Input data
------------
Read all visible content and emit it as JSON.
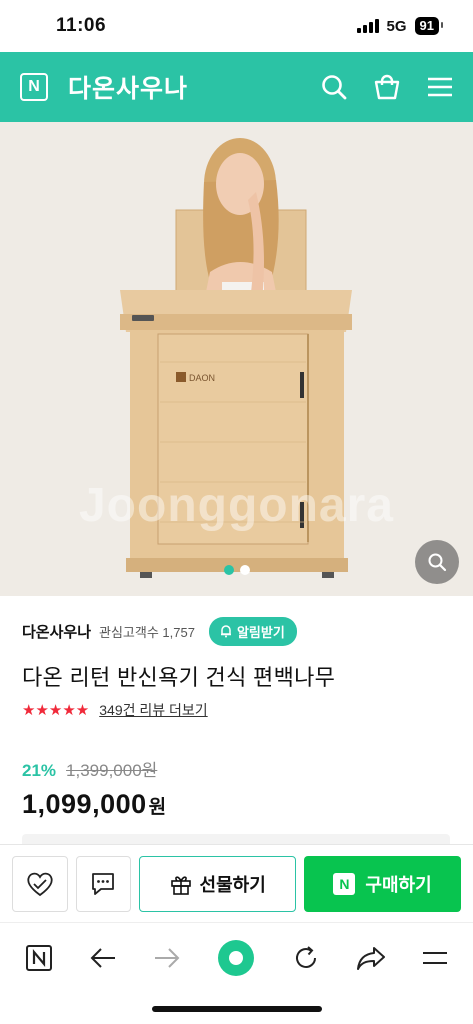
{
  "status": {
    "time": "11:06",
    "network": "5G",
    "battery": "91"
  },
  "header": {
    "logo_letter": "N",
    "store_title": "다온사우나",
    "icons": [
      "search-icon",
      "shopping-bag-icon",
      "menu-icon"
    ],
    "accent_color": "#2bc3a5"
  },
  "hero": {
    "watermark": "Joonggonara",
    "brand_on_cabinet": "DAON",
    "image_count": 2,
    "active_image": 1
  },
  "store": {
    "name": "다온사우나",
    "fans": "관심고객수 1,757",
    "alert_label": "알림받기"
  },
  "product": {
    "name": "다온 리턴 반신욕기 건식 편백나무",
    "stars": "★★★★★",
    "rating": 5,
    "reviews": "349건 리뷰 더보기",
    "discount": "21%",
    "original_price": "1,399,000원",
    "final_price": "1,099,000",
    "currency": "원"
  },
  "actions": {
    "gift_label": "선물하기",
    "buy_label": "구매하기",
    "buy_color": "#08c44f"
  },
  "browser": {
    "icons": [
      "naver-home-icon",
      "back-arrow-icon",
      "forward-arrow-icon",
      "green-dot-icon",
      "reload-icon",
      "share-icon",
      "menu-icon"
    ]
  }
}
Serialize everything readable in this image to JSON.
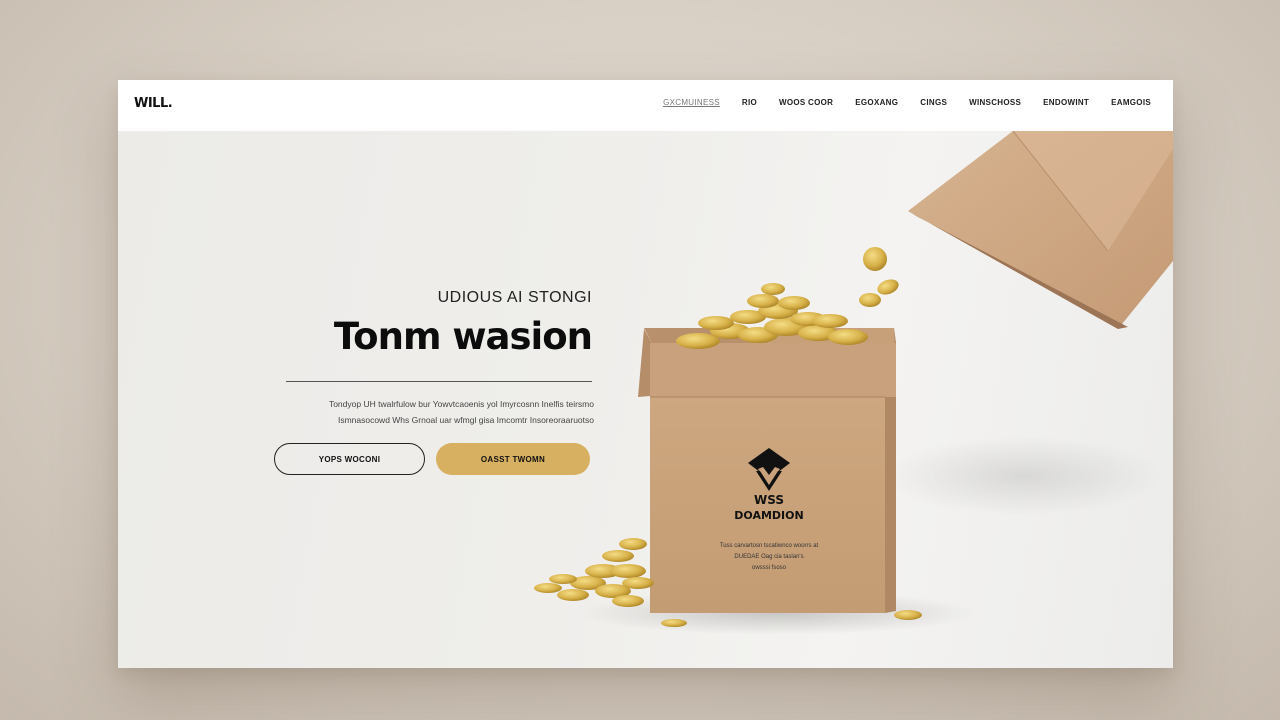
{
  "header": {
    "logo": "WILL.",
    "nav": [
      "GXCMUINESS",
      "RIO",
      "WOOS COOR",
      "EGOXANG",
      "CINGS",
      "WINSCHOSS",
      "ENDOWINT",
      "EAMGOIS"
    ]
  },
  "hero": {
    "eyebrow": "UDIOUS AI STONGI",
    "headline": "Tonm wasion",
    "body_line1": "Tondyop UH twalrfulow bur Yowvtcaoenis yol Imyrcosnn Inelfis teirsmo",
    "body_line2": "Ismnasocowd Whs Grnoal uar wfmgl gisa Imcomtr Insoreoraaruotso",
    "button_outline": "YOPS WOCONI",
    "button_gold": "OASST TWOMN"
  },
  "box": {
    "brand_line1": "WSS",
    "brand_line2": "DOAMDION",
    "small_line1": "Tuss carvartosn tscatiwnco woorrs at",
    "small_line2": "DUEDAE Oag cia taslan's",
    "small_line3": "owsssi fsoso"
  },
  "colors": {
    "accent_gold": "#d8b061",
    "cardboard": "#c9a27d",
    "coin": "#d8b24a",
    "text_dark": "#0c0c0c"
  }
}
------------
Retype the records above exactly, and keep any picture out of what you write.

Read all visible content and emit it as JSON.
{
  "status": {
    "time": "11:06",
    "network": "5G",
    "battery": "91"
  },
  "header": {
    "logo_letter": "N",
    "store_title": "다온사우나",
    "icons": [
      "search-icon",
      "shopping-bag-icon",
      "menu-icon"
    ],
    "accent_color": "#2bc3a5"
  },
  "hero": {
    "watermark": "Joonggonara",
    "brand_on_cabinet": "DAON",
    "image_count": 2,
    "active_image": 1
  },
  "store": {
    "name": "다온사우나",
    "fans": "관심고객수 1,757",
    "alert_label": "알림받기"
  },
  "product": {
    "name": "다온 리턴 반신욕기 건식 편백나무",
    "stars": "★★★★★",
    "rating": 5,
    "reviews": "349건 리뷰 더보기",
    "discount": "21%",
    "original_price": "1,399,000원",
    "final_price": "1,099,000",
    "currency": "원"
  },
  "actions": {
    "gift_label": "선물하기",
    "buy_label": "구매하기",
    "buy_color": "#08c44f"
  },
  "browser": {
    "icons": [
      "naver-home-icon",
      "back-arrow-icon",
      "forward-arrow-icon",
      "green-dot-icon",
      "reload-icon",
      "share-icon",
      "menu-icon"
    ]
  }
}
Serialize everything readable in this image to JSON.
{
  "header": {
    "logo": "WILL.",
    "nav": [
      "GXCMUINESS",
      "RIO",
      "WOOS COOR",
      "EGOXANG",
      "CINGS",
      "WINSCHOSS",
      "ENDOWINT",
      "EAMGOIS"
    ]
  },
  "hero": {
    "eyebrow": "UDIOUS AI STONGI",
    "headline": "Tonm wasion",
    "body_line1": "Tondyop UH twalrfulow bur Yowvtcaoenis yol Imyrcosnn Inelfis teirsmo",
    "body_line2": "Ismnasocowd Whs Grnoal uar wfmgl gisa Imcomtr Insoreoraaruotso",
    "button_outline": "YOPS WOCONI",
    "button_gold": "OASST TWOMN"
  },
  "box": {
    "brand_line1": "WSS",
    "brand_line2": "DOAMDION",
    "small_line1": "Tuss carvartosn tscatiwnco woorrs at",
    "small_line2": "DUEDAE Oag cia taslan's",
    "small_line3": "owsssi fsoso"
  },
  "colors": {
    "accent_gold": "#d8b061",
    "cardboard": "#c9a27d",
    "coin": "#d8b24a",
    "text_dark": "#0c0c0c"
  }
}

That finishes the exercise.